Prime Minister Narendra Modi will inaugurate the Dhola-Sadiya bridge over the Lohit river — a tributary of Brahmaputra — on Friday. The bridge is considered the longest in India and will improve road connectivity between Assam and Arunachal Pradesh.
Incidentally, Friday will also mark the third anniversary of the Modi government and comes two days after the Assam government of Sarbananda Sonowal completed a year in office. Sonowal on Wednesday invited Modi to inaugurate India's longest bridge.
The bridge will be the fourth over Brahmaputra river after Saraighat, Kolia Bhomora and Bogibeel (nearing completion).
Here are the key details about the bridge and its significance in the context of improving connectivity in the North East. "The bridge will fill a huge connectivity gap that has existed in the region," IANS quoted a statement from the Ministry of Road Transport and Highways.
Built at a cost of Rs 2,096 crores, construction of the bridge began in 2010, when there was a Congress government at the Centre as well as in Assam. However, the groundwork for the project had begun in 2002, under the Atal Bihari Vajpayee government. (Watch the video below).
The project was constructed as part of a public-private partnership between the Ministry of Road Transport and Highways and a Vishakapatnam-based private construction company, Navayuga Engineering Company.
The 9.15 kilometre-long bridge is expected to be a boon to the residents of Sadiya, situated on the northern bank of Lohit, which has been isolated from the rest of the state, The Indian Express reported.

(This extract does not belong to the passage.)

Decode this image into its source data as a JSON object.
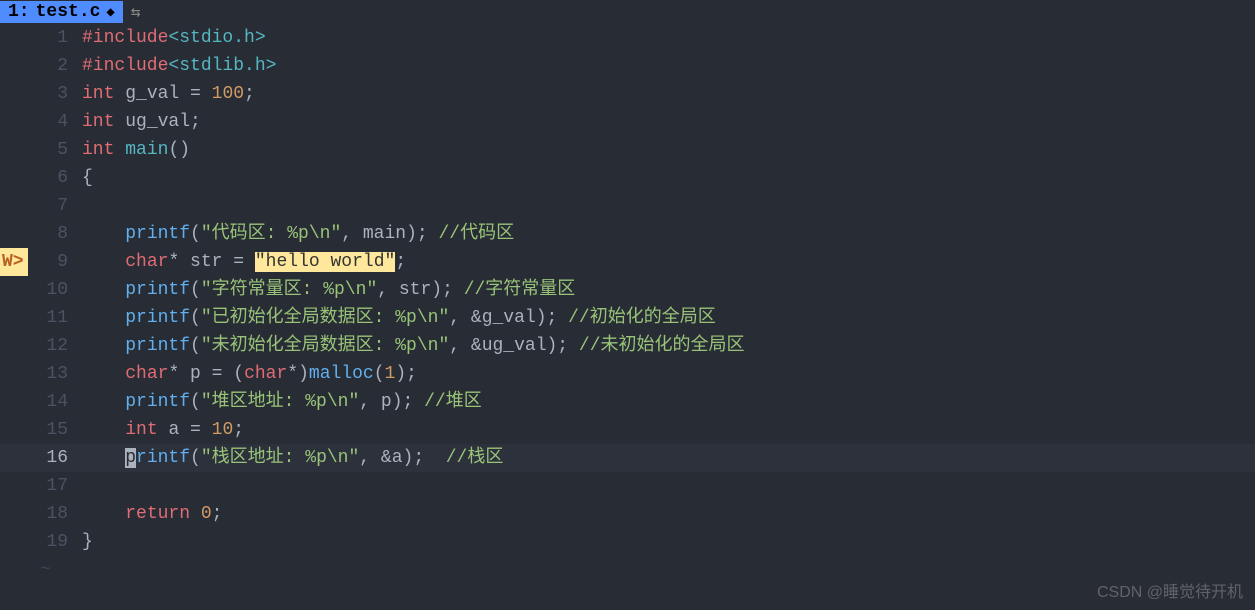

The bridge, which is 3.55 kilometre longer than Mumbai's Bandra-Worli Sea Link, is considered strategically located for two reasons.
Firstly, the bridge is close to Arunachal Pradesh — a frontier state bordering China.
The Indian Express report added that in the absence of the bridge, it would take eight to 10 hours for anyone to travel from Anjaw in eastern Arunachal Pradesh to Assam's Tinsukia or Dibrugarh. With the new bridge, Arunachal residents can reach Tinsukia and Dibrugarh faster.
The people of Sadiya too are happy about the development as they have to generally depend on ferries to travel to Dhola, which is situated on the southern bank of the river, from where they travel to Dibrugarh and Tinsukia.
“I am happy that we will have an architectural marvel in Sadiya that will be of some advantage to the army, but I am happier that it will solve a longstanding problem of the people of the sub-division. While the ferry ride between Dhola and Sadiya takes over two hours, by road it will now be a 30-minute ride. It will change our life, we will save a lot of time and energy every day,” Noren Sutia, a Sadiya resident told The Wire.
“Besides improving the life of the people of Sadiya, this bridge will change the economy of many remote parts of Arunachal," Prasanta Sagar Sangmai, Sadiya superintendent of police, told the publication.
The Ministry said the new bridge promises to usher in prosperity in the northeastern region and would provide efficient road connectivity to the remote and backward areas which have poor road infrastructure.
"This bridge will also give a major boost to overall economic development of the areas north of Brahmaputra in upper Assam and Arunachal Pradesh.
"It will also cater to the strategic requirements of the country in the border areas of Arunachal Pradesh, besides facilitating numerous hydro power projects coming up in the state," the statement added.
Secondly, the bridge will help the army convoys to cut their travel time by three to four hours.
The North East is militarily important in lieu of its long border with arch-rival China. With an Air Force base in Tezpur and important army units like the 181 Brigade and the 2 Mountain Division, which are placed in Assam, the bridge will be military significant at times of war.
This will help improve the operational mobility of men and materiel at the time of any war with China.
Notably, the bridge can withstand a military tank of at least 60 kilo-tonnes. Since northeast is in a high-seismic region, the bridge has been provided seismic buffers in all its 182 piers.
The benefit of the soon-to-be-inaugurated bridge can be gauged by the fact that in the absence of it, the army has to undertake over 10 hours of tedious journey on boat to reach eastern Arunachal Pradesh.
Notwithstanding the benefits that the common man will enjoy from the bridge, the Congress has criticised the BJP for appropriating the project.
Former chief minister Tarun Gogoi alleged on Wednesday that he is not being allowed to go to the site.
"They did not allow me to go to the bridge saying that it is because of security concerns and law and order issues. Am I a terrorist? Will I break the laws? Why are they not allowing me to visit the bridge?" questioned Gogoi, who himself enjoys 'Z Plus' security cover, reported PTI.
The Congress government had laid the foundation, carried out the construction and completed the bridge on Brahmaputra river but now the BJP was trying to take all the credit by inaugurating it with much fanfare, he said.
"It is like we planted a tree, nurtured it, but now they are eating the fruits. Let them. But can't I even come and see my tree?" asked the veteran Congress leader.
With inputs from agencies
Published Date: May 26, 2017 11:14 AM | Updated Date: May 26, 2017 16:25 PM